◆ Required action ◆
Without including any pictures, please copy every entry below exactly.

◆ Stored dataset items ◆
···

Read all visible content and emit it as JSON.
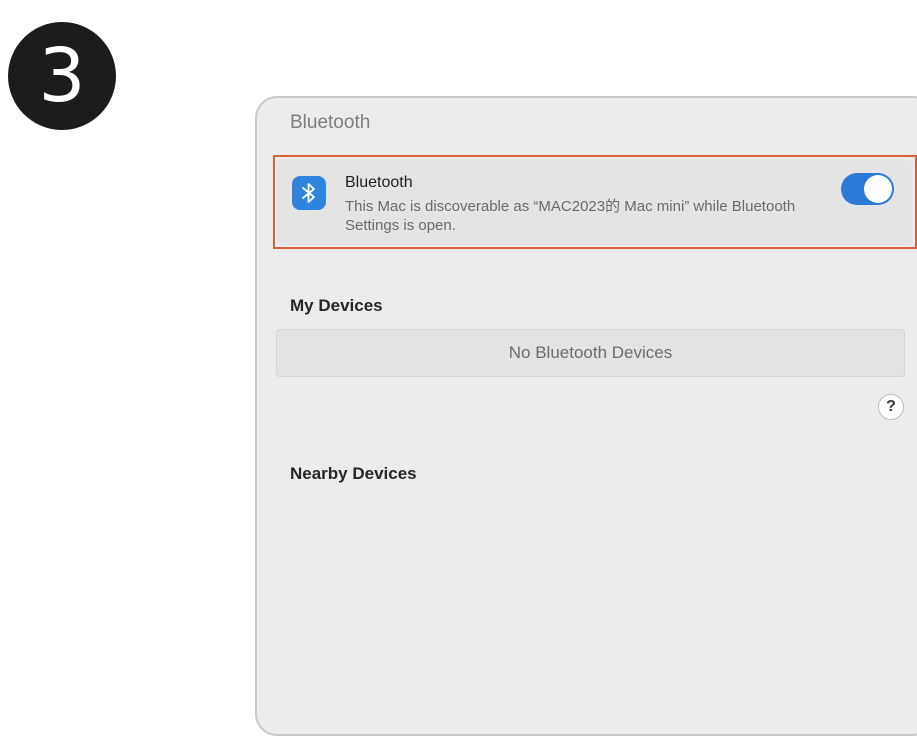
{
  "step": {
    "number": "3"
  },
  "window": {
    "title": "Bluetooth"
  },
  "bluetooth_row": {
    "name": "Bluetooth",
    "description": "This Mac is discoverable as “MAC2023的 Mac mini” while Bluetooth Settings is open.",
    "toggle_on": true,
    "icon": "bluetooth-icon"
  },
  "my_devices": {
    "heading": "My Devices",
    "empty_text": "No Bluetooth Devices"
  },
  "help": {
    "label": "?"
  },
  "nearby_devices": {
    "heading": "Nearby Devices"
  },
  "colors": {
    "accent": "#2c7ad6",
    "highlight_border": "#d9603a",
    "badge": "#1c1c1c"
  }
}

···

◆ Response box ◆
Read all visible content and emit it as JSON.
{
  "step": {
    "number": "3"
  },
  "window": {
    "title": "Bluetooth"
  },
  "bluetooth_row": {
    "name": "Bluetooth",
    "description": "This Mac is discoverable as “MAC2023的 Mac mini” while Bluetooth Settings is open.",
    "toggle_on": true,
    "icon": "bluetooth-icon"
  },
  "my_devices": {
    "heading": "My Devices",
    "empty_text": "No Bluetooth Devices"
  },
  "help": {
    "label": "?"
  },
  "nearby_devices": {
    "heading": "Nearby Devices"
  },
  "colors": {
    "accent": "#2c7ad6",
    "highlight_border": "#d9603a",
    "badge": "#1c1c1c"
  }
}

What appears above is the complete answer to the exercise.